Born Aug. 27, 1845, in Pest; died June 10, 1914, in Budapest. Hungarian architect.
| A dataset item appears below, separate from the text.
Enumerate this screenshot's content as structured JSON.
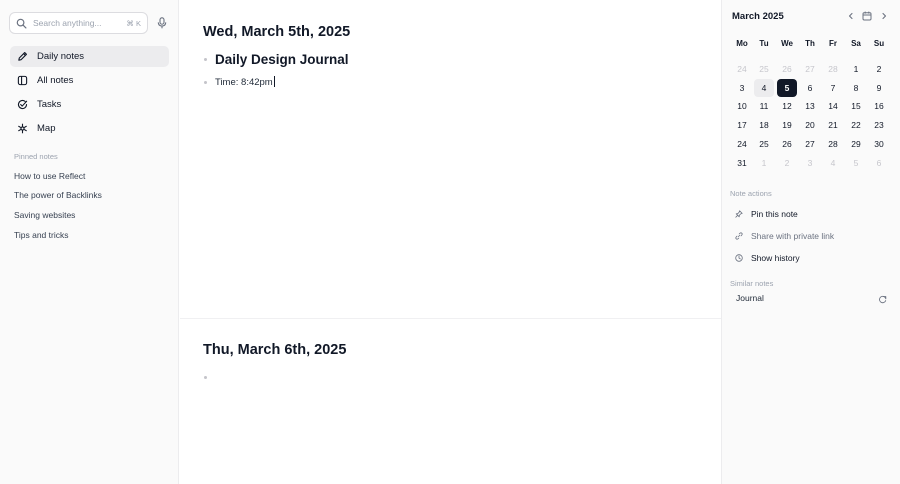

Lechner studied at the Polytechnic Institute in Budapest and the Academy of Arts in Berlin; he also received artistic training in France and England. From 1868 he worked in Budapest. A representative of eclecticism and later of art nouveau, Lechner strove to impart a national character to the appearance of his structures. He was one of the first architects in Hungary to build with concrete and steel. His designs include the Museum of Applied Art (1893–96), the Institute of Geology (1898–99), and the post office and savings bank building (1899–1902)—all in Budapest.